MadHatterDay is 10/6. The date was chosen from the illustrations by John Tenniel in Alice's Adventures in Wonderland, wherein the Mad Hatter is always seen wearing a hat bearing a slip of paper with the notation "In this style 10/6". We take this as inspiration to behave in the style of the Mad Hatter on 10/6 (which is October 6 here, although in Britain MadHatterDay occurs on June 10...but I digress...) Some astute observers have noted that the paper in the Mad Hatter's Hat was really an order to make a hat in the style shown, to cost ten shillings sixpence. However, it is well known that Time Is Money, and therefore Money Is Time, and therefore 10/6 may as well be the sixth of October.


Learn more here!

Dear Mr. President, Part II

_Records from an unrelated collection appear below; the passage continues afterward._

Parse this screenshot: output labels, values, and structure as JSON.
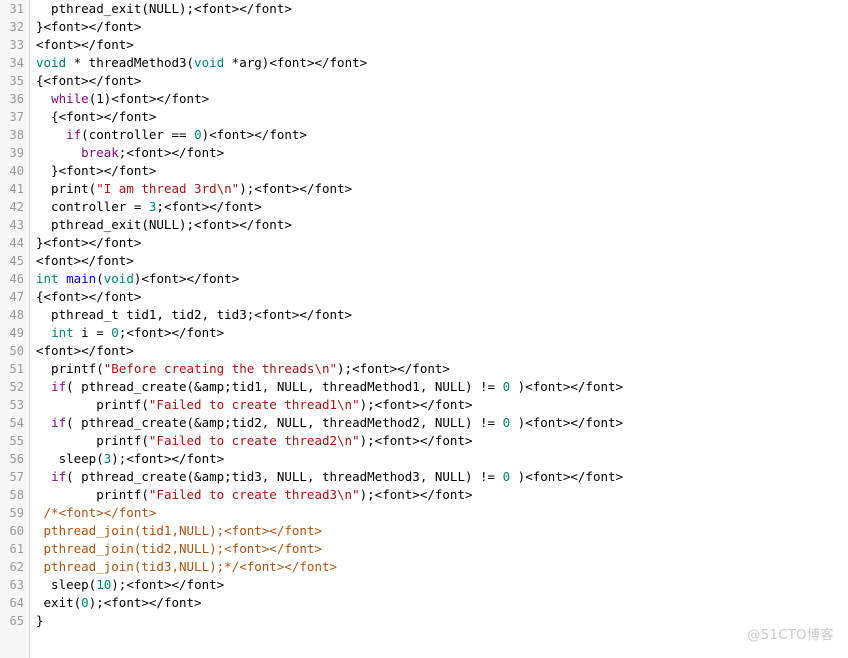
{
  "viewer": {
    "name": "code-listing",
    "language": "c",
    "first_line": 31,
    "last_line": 65,
    "colors": {
      "background": "#ffffff",
      "gutter_background": "#f7f7f7",
      "gutter_border": "#d8d8d8",
      "line_number": "#999999",
      "text": "#000000",
      "keyword": "#7f0a7f",
      "type": "#008272",
      "function": "#0000ff",
      "string": "#a31515",
      "number": "#008272",
      "comment": "#a85416",
      "watermark": "#c9c9c9"
    }
  },
  "watermark": {
    "text": "@51CTO博客"
  },
  "lines": [
    {
      "number": "31",
      "tokens": [
        {
          "text": "  pthread_exit(NULL);",
          "cls": "t-plain"
        },
        {
          "text": "<font></font>",
          "cls": "t-plain"
        }
      ]
    },
    {
      "number": "32",
      "tokens": [
        {
          "text": "}",
          "cls": "t-plain"
        },
        {
          "text": "<font></font>",
          "cls": "t-plain"
        }
      ]
    },
    {
      "number": "33",
      "tokens": [
        {
          "text": "<font></font>",
          "cls": "t-plain"
        }
      ]
    },
    {
      "number": "34",
      "tokens": [
        {
          "text": "void",
          "cls": "t-type"
        },
        {
          "text": " * threadMethod3(",
          "cls": "t-plain"
        },
        {
          "text": "void",
          "cls": "t-type"
        },
        {
          "text": " *arg)",
          "cls": "t-plain"
        },
        {
          "text": "<font></font>",
          "cls": "t-plain"
        }
      ]
    },
    {
      "number": "35",
      "tokens": [
        {
          "text": "{",
          "cls": "t-plain"
        },
        {
          "text": "<font></font>",
          "cls": "t-plain"
        }
      ]
    },
    {
      "number": "36",
      "tokens": [
        {
          "text": "  ",
          "cls": "t-plain"
        },
        {
          "text": "while",
          "cls": "t-kw"
        },
        {
          "text": "(1)",
          "cls": "t-plain"
        },
        {
          "text": "<font></font>",
          "cls": "t-plain"
        }
      ]
    },
    {
      "number": "37",
      "tokens": [
        {
          "text": "  {",
          "cls": "t-plain"
        },
        {
          "text": "<font></font>",
          "cls": "t-plain"
        }
      ]
    },
    {
      "number": "38",
      "tokens": [
        {
          "text": "    ",
          "cls": "t-plain"
        },
        {
          "text": "if",
          "cls": "t-kw"
        },
        {
          "text": "(controller == ",
          "cls": "t-plain"
        },
        {
          "text": "0",
          "cls": "t-num"
        },
        {
          "text": ")",
          "cls": "t-plain"
        },
        {
          "text": "<font></font>",
          "cls": "t-plain"
        }
      ]
    },
    {
      "number": "39",
      "tokens": [
        {
          "text": "      ",
          "cls": "t-plain"
        },
        {
          "text": "break",
          "cls": "t-kw"
        },
        {
          "text": ";",
          "cls": "t-plain"
        },
        {
          "text": "<font></font>",
          "cls": "t-plain"
        }
      ]
    },
    {
      "number": "40",
      "tokens": [
        {
          "text": "  }",
          "cls": "t-plain"
        },
        {
          "text": "<font></font>",
          "cls": "t-plain"
        }
      ]
    },
    {
      "number": "41",
      "tokens": [
        {
          "text": "  print(",
          "cls": "t-plain"
        },
        {
          "text": "\"I am thread 3rd\\n\"",
          "cls": "t-str"
        },
        {
          "text": ");",
          "cls": "t-plain"
        },
        {
          "text": "<font></font>",
          "cls": "t-plain"
        }
      ]
    },
    {
      "number": "42",
      "tokens": [
        {
          "text": "  controller = ",
          "cls": "t-plain"
        },
        {
          "text": "3",
          "cls": "t-num"
        },
        {
          "text": ";",
          "cls": "t-plain"
        },
        {
          "text": "<font></font>",
          "cls": "t-plain"
        }
      ]
    },
    {
      "number": "43",
      "tokens": [
        {
          "text": "  pthread_exit(NULL);",
          "cls": "t-plain"
        },
        {
          "text": "<font></font>",
          "cls": "t-plain"
        }
      ]
    },
    {
      "number": "44",
      "tokens": [
        {
          "text": "}",
          "cls": "t-plain"
        },
        {
          "text": "<font></font>",
          "cls": "t-plain"
        }
      ]
    },
    {
      "number": "45",
      "tokens": [
        {
          "text": "<font></font>",
          "cls": "t-plain"
        }
      ]
    },
    {
      "number": "46",
      "tokens": [
        {
          "text": "int",
          "cls": "t-type"
        },
        {
          "text": " ",
          "cls": "t-plain"
        },
        {
          "text": "main",
          "cls": "t-fn"
        },
        {
          "text": "(",
          "cls": "t-plain"
        },
        {
          "text": "void",
          "cls": "t-type"
        },
        {
          "text": ")",
          "cls": "t-plain"
        },
        {
          "text": "<font></font>",
          "cls": "t-plain"
        }
      ]
    },
    {
      "number": "47",
      "tokens": [
        {
          "text": "{",
          "cls": "t-plain"
        },
        {
          "text": "<font></font>",
          "cls": "t-plain"
        }
      ]
    },
    {
      "number": "48",
      "tokens": [
        {
          "text": "  pthread_t tid1, tid2, tid3;",
          "cls": "t-plain"
        },
        {
          "text": "<font></font>",
          "cls": "t-plain"
        }
      ]
    },
    {
      "number": "49",
      "tokens": [
        {
          "text": "  ",
          "cls": "t-plain"
        },
        {
          "text": "int",
          "cls": "t-type"
        },
        {
          "text": " i = ",
          "cls": "t-plain"
        },
        {
          "text": "0",
          "cls": "t-num"
        },
        {
          "text": ";",
          "cls": "t-plain"
        },
        {
          "text": "<font></font>",
          "cls": "t-plain"
        }
      ]
    },
    {
      "number": "50",
      "tokens": [
        {
          "text": "<font></font>",
          "cls": "t-plain"
        }
      ]
    },
    {
      "number": "51",
      "tokens": [
        {
          "text": "  printf(",
          "cls": "t-plain"
        },
        {
          "text": "\"Before creating the threads\\n\"",
          "cls": "t-str"
        },
        {
          "text": ");",
          "cls": "t-plain"
        },
        {
          "text": "<font></font>",
          "cls": "t-plain"
        }
      ]
    },
    {
      "number": "52",
      "tokens": [
        {
          "text": "  ",
          "cls": "t-plain"
        },
        {
          "text": "if",
          "cls": "t-kw"
        },
        {
          "text": "( pthread_create(&amp;tid1, NULL, threadMethod1, NULL) != ",
          "cls": "t-plain"
        },
        {
          "text": "0",
          "cls": "t-num"
        },
        {
          "text": " )",
          "cls": "t-plain"
        },
        {
          "text": "<font></font>",
          "cls": "t-plain"
        }
      ]
    },
    {
      "number": "53",
      "tokens": [
        {
          "text": "        printf(",
          "cls": "t-plain"
        },
        {
          "text": "\"Failed to create thread1\\n\"",
          "cls": "t-str"
        },
        {
          "text": ");",
          "cls": "t-plain"
        },
        {
          "text": "<font></font>",
          "cls": "t-plain"
        }
      ]
    },
    {
      "number": "54",
      "tokens": [
        {
          "text": "  ",
          "cls": "t-plain"
        },
        {
          "text": "if",
          "cls": "t-kw"
        },
        {
          "text": "( pthread_create(&amp;tid2, NULL, threadMethod2, NULL) != ",
          "cls": "t-plain"
        },
        {
          "text": "0",
          "cls": "t-num"
        },
        {
          "text": " )",
          "cls": "t-plain"
        },
        {
          "text": "<font></font>",
          "cls": "t-plain"
        }
      ]
    },
    {
      "number": "55",
      "tokens": [
        {
          "text": "        printf(",
          "cls": "t-plain"
        },
        {
          "text": "\"Failed to create thread2\\n\"",
          "cls": "t-str"
        },
        {
          "text": ");",
          "cls": "t-plain"
        },
        {
          "text": "<font></font>",
          "cls": "t-plain"
        }
      ]
    },
    {
      "number": "56",
      "tokens": [
        {
          "text": "   sleep(",
          "cls": "t-plain"
        },
        {
          "text": "3",
          "cls": "t-num"
        },
        {
          "text": ");",
          "cls": "t-plain"
        },
        {
          "text": "<font></font>",
          "cls": "t-plain"
        }
      ]
    },
    {
      "number": "57",
      "tokens": [
        {
          "text": "  ",
          "cls": "t-plain"
        },
        {
          "text": "if",
          "cls": "t-kw"
        },
        {
          "text": "( pthread_create(&amp;tid3, NULL, threadMethod3, NULL) != ",
          "cls": "t-plain"
        },
        {
          "text": "0",
          "cls": "t-num"
        },
        {
          "text": " )",
          "cls": "t-plain"
        },
        {
          "text": "<font></font>",
          "cls": "t-plain"
        }
      ]
    },
    {
      "number": "58",
      "tokens": [
        {
          "text": "        printf(",
          "cls": "t-plain"
        },
        {
          "text": "\"Failed to create thread3\\n\"",
          "cls": "t-str"
        },
        {
          "text": ");",
          "cls": "t-plain"
        },
        {
          "text": "<font></font>",
          "cls": "t-plain"
        }
      ]
    },
    {
      "number": "59",
      "tokens": [
        {
          "text": " /*",
          "cls": "t-cmt"
        },
        {
          "text": "<font></font>",
          "cls": "t-cmt"
        }
      ]
    },
    {
      "number": "60",
      "tokens": [
        {
          "text": " pthread_join(tid1,NULL);",
          "cls": "t-cmt"
        },
        {
          "text": "<font></font>",
          "cls": "t-cmt"
        }
      ]
    },
    {
      "number": "61",
      "tokens": [
        {
          "text": " pthread_join(tid2,NULL);",
          "cls": "t-cmt"
        },
        {
          "text": "<font></font>",
          "cls": "t-cmt"
        }
      ]
    },
    {
      "number": "62",
      "tokens": [
        {
          "text": " pthread_join(tid3,NULL);*/",
          "cls": "t-cmt"
        },
        {
          "text": "<font></font>",
          "cls": "t-cmt"
        }
      ]
    },
    {
      "number": "63",
      "tokens": [
        {
          "text": "  sleep(",
          "cls": "t-plain"
        },
        {
          "text": "10",
          "cls": "t-num"
        },
        {
          "text": ");",
          "cls": "t-plain"
        },
        {
          "text": "<font></font>",
          "cls": "t-plain"
        }
      ]
    },
    {
      "number": "64",
      "tokens": [
        {
          "text": " exit(",
          "cls": "t-plain"
        },
        {
          "text": "0",
          "cls": "t-num"
        },
        {
          "text": ");",
          "cls": "t-plain"
        },
        {
          "text": "<font></font>",
          "cls": "t-plain"
        }
      ]
    },
    {
      "number": "65",
      "tokens": [
        {
          "text": "}",
          "cls": "t-plain"
        }
      ]
    }
  ]
}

Looks like our voice is being heard in the White House, even if it is a bit muffled. All those walls make it hard for sound to travel. Bush is reconsidering his spending on SCHIP, and i don't doubt that has something to do with his own voter contingency (us religious folk) speaking up. Thanks to all of you who took the time to write a letter! Here's the first part of today's article on CNN:

WASHINGTON (AP) -- President Bush signaled a willingness Saturday to spend more than what he had recommended for a popular children's health program, but provided no specifics on how much higher he would go.

art.kids'health.gi.jpg

Dr. Gwen Wurm checks Christina Brownlee, 5, at the University of Miami Pediatric clinic on October 3.

The president on Wednesday vetoed legislation that would increase spending for the State Children's Health Insurance Program by $35 billion over five years. Bush has called for a $5 billion increase. Several Republicans in both chambers have sided with Democratic lawmakers on the issue.

"If putting poor children first takes a little more than the 20 percent increase I have proposed in my budget for SCHIP, I am willing to work with leaders in Congress to find the additional money," Bush said in his weekly radio address.

Democratic lawmakers say votes to override the president's veto will be held in mid-October. That effort is not expected to succeed.

The program provides health insurance to children in families with incomes too great for Medicaid eligibility but not enough to afford private insurance.

Bush used his radio address to once again make the case that he believes the spending increase sought primarily by Democrats is a step "toward their goal of government-run health care for every American."

"Government-run health care would deprive Americans of the choice and competition that comes from the private market," he said. "It would cause huge increases in government spending."

Wednesday, October 03, 2007

Dear Mr. President,

The President has sworn to veto a bipartisan bill that would extend health care to our nations poorest children. This bill would cost less than the war in Iraq. Please look further into the issue and send the President a letter letting him know what you think of this kind of neglect. Here is the letter i sent him:

There is a chasm occurring in the Evangelical Christian ranks. Many of us are waking up to our Scriptural mandate to meet the needs of those in need. Through the prophets we witness God calling nations to account. Even non-believing nations. They are called to account for how they treat their marginalized citizens and for failing to care for the basic needs of their people.

Pastors, such as myself, in increasing numbers are teaching the full message of the Scriptures. That is, Love God and love others. We are teaching our congregations that there is no Christian political party. We are telling them that neither the left nor the right can continue to determine faith issues any longer (especially the right), because both have failed, focusing on only a couple of peripheral issues.

SCHIP is an issue that we hold dear to our hearts. Vetoing this will be the Christian equivalent to the 'shot that was heard round the world'. You would be supplying the bullet. The echo will reverberate off the walls of our sanctuaries.

I stand with Sojourners and a great multitude of Evangelical Christians in saying this:
The reauthorization of the State Children's Health Insurance Program (SCHIP) has overwhelming bipartisan support. I urge you to reconsider your position and sign this important legislation.

Rev. Keith J. Foisy